▶ Work to be completed
Filter the listing below down to the lines containing the word "Stack".

▶ Data for this task
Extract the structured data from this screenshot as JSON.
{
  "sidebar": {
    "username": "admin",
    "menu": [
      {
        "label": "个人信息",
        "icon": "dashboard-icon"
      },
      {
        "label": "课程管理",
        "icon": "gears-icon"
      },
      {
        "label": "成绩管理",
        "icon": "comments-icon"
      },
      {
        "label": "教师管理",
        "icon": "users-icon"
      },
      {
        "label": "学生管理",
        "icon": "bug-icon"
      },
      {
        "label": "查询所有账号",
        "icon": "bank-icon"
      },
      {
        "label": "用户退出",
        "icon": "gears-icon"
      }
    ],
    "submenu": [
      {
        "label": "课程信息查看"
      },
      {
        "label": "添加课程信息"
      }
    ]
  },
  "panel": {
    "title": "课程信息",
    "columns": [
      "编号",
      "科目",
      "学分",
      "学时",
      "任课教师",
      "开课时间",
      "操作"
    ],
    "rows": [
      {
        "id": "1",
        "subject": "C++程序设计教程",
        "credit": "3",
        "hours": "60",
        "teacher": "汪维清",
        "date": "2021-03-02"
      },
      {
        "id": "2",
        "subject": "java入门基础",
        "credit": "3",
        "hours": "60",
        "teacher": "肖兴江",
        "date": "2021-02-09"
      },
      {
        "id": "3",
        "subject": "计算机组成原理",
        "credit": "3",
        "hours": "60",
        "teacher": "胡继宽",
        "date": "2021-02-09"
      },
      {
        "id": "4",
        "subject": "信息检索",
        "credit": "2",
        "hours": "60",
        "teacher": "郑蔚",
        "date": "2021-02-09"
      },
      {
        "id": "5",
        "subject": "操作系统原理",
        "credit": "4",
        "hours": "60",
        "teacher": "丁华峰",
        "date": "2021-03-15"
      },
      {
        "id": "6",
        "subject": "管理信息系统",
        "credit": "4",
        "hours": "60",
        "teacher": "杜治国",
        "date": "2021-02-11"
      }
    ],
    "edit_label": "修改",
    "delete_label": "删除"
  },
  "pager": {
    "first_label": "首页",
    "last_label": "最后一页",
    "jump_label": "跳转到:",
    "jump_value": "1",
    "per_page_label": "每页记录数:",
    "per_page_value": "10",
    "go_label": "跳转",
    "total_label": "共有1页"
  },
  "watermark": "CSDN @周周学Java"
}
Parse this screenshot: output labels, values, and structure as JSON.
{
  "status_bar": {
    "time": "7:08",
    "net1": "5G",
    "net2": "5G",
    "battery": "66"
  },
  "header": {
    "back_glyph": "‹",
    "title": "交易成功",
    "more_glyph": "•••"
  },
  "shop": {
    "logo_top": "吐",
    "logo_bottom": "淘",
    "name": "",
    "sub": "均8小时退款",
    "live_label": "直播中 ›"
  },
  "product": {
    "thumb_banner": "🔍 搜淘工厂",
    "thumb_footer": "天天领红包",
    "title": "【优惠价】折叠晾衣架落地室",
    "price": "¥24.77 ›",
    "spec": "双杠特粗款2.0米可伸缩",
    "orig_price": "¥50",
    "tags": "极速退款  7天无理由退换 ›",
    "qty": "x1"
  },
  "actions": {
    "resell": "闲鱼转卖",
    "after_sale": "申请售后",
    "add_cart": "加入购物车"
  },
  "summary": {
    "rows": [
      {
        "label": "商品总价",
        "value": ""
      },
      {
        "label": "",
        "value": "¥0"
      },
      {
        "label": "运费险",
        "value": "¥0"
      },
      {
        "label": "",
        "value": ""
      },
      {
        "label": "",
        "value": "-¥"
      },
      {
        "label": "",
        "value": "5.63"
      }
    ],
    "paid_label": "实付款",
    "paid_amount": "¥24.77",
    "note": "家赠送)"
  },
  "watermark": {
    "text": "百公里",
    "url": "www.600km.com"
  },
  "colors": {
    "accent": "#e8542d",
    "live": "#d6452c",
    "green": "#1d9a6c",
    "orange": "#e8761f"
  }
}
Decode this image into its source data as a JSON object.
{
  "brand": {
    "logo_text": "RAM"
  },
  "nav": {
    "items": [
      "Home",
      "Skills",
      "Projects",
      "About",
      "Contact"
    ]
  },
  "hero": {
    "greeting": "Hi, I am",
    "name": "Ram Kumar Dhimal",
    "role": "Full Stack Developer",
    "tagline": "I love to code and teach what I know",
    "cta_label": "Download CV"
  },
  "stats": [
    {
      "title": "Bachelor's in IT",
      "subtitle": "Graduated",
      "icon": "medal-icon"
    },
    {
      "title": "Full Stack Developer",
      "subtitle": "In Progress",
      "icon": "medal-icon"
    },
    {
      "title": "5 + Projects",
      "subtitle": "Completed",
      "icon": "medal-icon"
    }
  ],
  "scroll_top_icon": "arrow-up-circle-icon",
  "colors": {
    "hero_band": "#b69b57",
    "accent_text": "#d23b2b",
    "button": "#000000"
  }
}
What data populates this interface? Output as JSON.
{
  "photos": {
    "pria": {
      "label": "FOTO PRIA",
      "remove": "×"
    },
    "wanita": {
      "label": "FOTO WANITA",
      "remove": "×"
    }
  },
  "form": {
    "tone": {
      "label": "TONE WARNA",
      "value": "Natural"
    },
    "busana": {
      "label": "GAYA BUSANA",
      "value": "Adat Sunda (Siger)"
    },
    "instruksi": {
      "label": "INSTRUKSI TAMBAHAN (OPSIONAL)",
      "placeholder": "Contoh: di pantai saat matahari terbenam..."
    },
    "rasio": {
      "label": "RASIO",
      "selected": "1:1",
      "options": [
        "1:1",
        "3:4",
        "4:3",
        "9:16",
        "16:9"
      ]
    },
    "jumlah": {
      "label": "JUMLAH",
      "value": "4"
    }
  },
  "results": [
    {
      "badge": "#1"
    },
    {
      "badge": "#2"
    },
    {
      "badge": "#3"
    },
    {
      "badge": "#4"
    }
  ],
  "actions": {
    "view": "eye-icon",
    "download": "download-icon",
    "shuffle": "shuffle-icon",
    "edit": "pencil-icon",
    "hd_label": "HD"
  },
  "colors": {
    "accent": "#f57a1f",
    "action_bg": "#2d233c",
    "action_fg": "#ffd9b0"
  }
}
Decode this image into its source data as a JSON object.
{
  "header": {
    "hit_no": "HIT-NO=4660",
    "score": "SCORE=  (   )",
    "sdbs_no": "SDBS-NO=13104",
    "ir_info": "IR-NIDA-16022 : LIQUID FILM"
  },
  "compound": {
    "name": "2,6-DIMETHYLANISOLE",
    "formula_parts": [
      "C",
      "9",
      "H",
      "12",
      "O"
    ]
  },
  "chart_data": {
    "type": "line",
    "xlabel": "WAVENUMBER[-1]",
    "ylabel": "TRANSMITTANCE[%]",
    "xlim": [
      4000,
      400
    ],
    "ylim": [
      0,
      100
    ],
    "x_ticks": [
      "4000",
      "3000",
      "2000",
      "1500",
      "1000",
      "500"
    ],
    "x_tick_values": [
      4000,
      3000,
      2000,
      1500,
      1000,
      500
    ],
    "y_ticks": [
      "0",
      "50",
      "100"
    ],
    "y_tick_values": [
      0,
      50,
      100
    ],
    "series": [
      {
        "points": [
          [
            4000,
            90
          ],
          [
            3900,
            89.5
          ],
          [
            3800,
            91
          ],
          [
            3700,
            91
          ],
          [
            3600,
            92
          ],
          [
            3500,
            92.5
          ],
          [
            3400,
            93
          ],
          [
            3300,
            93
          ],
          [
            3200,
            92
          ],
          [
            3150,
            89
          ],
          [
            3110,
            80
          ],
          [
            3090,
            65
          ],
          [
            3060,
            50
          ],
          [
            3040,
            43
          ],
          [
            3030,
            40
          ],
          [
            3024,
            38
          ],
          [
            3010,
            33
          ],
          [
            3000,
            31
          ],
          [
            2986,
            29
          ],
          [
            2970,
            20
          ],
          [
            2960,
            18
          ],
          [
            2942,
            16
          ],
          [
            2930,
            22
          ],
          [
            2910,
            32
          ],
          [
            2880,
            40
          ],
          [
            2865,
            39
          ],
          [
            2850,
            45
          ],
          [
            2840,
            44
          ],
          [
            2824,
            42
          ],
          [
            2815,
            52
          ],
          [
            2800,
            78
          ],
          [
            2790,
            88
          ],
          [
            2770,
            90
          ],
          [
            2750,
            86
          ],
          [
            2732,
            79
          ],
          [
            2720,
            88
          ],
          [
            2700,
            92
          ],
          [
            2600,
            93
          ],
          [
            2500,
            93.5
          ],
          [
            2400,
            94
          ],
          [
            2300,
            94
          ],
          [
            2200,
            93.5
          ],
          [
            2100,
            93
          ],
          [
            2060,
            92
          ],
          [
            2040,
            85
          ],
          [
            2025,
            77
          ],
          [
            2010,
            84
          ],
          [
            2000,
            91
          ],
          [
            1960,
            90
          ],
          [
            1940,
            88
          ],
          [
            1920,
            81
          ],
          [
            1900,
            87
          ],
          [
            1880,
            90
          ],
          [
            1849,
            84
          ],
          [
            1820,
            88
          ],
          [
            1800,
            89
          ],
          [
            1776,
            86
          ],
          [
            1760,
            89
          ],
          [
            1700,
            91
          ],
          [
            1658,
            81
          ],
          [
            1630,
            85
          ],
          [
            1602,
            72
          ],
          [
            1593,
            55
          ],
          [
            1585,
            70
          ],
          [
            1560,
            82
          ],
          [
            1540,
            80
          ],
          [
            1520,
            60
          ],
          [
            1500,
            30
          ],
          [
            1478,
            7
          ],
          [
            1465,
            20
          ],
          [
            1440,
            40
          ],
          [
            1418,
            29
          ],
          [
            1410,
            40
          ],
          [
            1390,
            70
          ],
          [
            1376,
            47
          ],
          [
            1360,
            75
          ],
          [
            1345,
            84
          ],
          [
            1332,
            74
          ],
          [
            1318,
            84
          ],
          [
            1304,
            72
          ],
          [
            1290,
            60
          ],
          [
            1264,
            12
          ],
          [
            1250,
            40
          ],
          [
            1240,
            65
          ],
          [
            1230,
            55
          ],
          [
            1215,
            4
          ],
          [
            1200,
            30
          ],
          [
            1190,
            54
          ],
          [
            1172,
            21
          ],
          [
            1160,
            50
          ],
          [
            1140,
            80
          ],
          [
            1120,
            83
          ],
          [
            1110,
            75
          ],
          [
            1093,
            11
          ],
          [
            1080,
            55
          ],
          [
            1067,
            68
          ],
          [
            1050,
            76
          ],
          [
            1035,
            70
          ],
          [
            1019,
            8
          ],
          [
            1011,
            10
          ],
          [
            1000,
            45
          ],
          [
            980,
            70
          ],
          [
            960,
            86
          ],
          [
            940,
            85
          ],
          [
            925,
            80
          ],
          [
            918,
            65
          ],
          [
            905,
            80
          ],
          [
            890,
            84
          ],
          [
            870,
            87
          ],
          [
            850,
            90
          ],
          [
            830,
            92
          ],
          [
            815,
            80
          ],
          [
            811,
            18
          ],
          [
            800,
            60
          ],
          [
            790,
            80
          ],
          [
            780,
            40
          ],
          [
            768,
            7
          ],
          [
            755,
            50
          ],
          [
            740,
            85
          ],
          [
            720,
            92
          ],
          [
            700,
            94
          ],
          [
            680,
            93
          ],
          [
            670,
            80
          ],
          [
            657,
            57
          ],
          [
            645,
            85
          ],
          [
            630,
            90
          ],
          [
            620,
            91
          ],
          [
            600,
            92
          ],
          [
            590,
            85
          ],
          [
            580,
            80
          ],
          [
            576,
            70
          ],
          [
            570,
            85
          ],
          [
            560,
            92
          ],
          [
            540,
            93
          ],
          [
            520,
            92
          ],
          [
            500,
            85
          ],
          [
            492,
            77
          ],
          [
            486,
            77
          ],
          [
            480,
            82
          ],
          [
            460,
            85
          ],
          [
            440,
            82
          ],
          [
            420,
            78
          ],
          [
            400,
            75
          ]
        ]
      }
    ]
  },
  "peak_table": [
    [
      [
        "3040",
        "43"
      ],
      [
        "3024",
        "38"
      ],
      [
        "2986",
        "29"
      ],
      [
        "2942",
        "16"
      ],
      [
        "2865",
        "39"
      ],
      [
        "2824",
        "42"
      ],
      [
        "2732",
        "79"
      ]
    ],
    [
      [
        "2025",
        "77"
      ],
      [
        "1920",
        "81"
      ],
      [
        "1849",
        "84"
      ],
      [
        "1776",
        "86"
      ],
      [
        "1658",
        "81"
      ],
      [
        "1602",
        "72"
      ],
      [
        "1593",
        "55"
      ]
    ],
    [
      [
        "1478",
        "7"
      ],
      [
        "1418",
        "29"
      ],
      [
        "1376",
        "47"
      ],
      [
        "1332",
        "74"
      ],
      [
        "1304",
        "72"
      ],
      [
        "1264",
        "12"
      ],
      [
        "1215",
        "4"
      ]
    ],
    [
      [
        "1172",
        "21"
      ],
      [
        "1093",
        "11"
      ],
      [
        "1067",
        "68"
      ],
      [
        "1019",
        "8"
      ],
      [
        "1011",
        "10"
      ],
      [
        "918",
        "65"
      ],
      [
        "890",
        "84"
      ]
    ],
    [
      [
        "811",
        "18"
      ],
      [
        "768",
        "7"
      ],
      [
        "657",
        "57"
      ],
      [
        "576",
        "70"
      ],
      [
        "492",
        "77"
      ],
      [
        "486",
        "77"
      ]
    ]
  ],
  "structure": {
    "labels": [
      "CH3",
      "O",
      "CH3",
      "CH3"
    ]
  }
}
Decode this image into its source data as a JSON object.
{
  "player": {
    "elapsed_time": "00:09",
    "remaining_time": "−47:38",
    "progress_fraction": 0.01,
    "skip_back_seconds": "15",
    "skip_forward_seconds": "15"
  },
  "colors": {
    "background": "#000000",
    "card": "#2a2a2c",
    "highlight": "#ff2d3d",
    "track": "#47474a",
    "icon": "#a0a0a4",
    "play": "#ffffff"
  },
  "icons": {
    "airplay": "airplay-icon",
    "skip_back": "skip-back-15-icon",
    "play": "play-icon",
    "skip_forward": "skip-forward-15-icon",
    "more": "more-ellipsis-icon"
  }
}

▶ Result of this task
    "role": "Full Stack Developer",
      "title": "Full Stack Developer",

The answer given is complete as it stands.